TASK ITEM >>
Among the entries that follow, some lines contain the word "Clôture". Show all of them.

MATERIAL FOR THIS EXERCISE >>
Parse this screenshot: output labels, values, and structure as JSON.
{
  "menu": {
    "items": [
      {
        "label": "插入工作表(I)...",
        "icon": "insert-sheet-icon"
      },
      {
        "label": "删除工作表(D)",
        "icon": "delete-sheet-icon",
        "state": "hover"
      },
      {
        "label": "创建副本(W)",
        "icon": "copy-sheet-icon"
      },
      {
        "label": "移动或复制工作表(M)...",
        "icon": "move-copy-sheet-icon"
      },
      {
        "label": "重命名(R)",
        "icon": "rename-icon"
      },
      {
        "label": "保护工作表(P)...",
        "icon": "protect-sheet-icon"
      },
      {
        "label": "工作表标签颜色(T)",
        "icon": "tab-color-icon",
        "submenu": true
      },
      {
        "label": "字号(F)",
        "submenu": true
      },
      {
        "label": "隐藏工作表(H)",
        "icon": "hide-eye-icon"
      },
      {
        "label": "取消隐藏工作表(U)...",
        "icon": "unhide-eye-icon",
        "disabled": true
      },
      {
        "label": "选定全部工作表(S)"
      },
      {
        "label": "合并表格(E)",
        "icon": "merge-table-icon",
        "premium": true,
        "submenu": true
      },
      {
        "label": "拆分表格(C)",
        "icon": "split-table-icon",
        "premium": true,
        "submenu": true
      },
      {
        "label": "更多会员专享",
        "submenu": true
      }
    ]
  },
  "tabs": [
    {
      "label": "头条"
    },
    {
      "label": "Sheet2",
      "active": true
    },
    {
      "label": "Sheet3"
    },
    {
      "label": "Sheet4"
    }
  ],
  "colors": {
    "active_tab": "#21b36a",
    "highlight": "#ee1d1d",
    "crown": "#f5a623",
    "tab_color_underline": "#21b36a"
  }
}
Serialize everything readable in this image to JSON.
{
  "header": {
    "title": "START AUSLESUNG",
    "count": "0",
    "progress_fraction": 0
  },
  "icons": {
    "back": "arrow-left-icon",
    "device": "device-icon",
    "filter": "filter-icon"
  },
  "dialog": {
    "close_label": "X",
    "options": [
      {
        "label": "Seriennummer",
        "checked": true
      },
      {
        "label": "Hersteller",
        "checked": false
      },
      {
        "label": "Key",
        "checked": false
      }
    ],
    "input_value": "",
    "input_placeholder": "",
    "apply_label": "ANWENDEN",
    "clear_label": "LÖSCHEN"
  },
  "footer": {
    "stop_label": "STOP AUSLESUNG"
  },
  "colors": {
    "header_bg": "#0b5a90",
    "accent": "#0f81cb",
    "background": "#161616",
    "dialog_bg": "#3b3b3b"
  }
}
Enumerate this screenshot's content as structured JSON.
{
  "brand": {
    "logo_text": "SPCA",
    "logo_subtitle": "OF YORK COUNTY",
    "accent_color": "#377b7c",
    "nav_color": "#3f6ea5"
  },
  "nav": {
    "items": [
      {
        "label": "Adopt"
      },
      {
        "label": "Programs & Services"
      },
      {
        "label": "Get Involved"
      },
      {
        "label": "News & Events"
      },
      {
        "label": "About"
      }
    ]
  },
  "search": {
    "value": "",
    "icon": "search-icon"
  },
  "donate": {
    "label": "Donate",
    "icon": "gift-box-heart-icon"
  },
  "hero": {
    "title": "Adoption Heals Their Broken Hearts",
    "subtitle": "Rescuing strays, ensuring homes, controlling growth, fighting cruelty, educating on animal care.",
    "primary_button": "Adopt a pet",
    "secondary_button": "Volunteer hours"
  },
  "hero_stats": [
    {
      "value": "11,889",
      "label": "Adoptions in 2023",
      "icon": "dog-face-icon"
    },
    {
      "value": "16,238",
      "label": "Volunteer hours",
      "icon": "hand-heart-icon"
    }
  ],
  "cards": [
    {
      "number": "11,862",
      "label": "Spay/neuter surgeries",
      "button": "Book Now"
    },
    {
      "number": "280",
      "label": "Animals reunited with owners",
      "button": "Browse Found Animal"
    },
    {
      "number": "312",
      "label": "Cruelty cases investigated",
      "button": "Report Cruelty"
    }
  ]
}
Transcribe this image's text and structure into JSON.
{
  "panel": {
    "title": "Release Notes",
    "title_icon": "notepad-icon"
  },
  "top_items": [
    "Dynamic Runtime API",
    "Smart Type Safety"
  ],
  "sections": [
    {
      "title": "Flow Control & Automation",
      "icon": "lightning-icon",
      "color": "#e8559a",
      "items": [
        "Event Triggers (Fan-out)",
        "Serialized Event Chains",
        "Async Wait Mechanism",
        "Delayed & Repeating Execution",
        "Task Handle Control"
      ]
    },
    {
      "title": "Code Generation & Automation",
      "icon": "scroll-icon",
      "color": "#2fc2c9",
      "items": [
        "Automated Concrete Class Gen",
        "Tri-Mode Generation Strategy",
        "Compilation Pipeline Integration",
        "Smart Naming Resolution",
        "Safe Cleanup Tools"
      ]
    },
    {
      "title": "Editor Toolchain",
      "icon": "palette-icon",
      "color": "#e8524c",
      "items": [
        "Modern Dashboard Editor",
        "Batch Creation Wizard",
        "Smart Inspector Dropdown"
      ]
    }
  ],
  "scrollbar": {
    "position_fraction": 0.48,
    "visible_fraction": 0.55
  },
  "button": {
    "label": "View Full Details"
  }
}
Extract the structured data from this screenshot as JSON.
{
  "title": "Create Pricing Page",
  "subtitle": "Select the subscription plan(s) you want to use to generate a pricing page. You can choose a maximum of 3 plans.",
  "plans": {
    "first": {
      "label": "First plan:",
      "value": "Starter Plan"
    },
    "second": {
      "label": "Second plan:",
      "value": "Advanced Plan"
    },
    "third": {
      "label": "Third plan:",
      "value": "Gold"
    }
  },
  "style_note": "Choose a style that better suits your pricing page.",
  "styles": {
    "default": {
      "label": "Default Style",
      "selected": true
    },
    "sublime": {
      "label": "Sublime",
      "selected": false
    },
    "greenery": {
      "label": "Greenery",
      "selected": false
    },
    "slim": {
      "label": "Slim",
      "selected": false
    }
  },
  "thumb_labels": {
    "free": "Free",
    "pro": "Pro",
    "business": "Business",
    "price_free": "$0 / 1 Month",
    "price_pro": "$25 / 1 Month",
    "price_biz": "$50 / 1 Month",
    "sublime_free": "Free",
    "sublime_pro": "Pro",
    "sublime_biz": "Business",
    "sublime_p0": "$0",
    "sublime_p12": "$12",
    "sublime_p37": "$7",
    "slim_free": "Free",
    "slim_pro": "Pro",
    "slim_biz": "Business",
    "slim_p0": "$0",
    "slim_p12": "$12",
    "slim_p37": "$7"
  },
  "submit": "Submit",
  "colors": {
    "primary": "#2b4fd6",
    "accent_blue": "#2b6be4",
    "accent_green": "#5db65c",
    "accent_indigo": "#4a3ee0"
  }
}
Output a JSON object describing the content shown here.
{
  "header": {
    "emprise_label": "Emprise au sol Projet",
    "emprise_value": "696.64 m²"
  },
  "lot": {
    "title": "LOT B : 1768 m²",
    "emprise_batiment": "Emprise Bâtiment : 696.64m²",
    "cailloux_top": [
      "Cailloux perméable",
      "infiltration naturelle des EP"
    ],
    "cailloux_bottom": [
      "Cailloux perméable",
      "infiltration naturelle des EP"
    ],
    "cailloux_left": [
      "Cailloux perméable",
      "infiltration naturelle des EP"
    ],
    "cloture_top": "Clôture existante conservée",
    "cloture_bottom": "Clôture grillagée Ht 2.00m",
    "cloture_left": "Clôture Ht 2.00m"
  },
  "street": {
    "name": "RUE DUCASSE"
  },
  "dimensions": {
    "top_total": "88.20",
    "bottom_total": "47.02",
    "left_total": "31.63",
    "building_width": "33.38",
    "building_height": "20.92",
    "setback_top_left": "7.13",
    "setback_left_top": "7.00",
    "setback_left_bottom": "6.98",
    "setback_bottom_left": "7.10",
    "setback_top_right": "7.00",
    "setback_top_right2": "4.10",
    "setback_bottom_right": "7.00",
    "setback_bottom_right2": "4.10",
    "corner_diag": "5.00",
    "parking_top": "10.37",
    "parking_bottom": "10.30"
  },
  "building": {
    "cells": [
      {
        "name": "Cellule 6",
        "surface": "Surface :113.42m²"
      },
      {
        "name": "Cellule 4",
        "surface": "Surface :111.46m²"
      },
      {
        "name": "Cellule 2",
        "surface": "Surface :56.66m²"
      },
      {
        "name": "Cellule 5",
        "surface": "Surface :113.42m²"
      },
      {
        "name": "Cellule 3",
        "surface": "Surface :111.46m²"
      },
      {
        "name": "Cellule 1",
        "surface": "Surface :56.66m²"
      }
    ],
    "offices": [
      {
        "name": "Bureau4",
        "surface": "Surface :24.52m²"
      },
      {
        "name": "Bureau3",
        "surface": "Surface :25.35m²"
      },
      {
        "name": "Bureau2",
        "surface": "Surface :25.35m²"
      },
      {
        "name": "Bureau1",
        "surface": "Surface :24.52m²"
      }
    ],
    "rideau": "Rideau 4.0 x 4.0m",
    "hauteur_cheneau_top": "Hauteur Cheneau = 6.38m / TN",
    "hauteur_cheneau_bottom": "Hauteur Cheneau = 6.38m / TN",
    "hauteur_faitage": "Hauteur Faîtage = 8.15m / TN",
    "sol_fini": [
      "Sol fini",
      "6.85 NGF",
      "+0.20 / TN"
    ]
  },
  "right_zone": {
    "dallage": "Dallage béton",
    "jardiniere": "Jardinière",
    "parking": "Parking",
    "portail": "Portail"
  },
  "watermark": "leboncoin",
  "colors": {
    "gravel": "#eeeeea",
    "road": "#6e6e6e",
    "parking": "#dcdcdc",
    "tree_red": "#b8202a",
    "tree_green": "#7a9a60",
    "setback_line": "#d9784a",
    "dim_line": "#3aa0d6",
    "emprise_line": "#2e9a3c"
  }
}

RESPONSE TO THIS TASK >>
    "cloture_top": "Clôture existante conservée",
    "cloture_bottom": "Clôture grillagée Ht 2.00m",
    "cloture_left": "Clôture Ht 2.00m"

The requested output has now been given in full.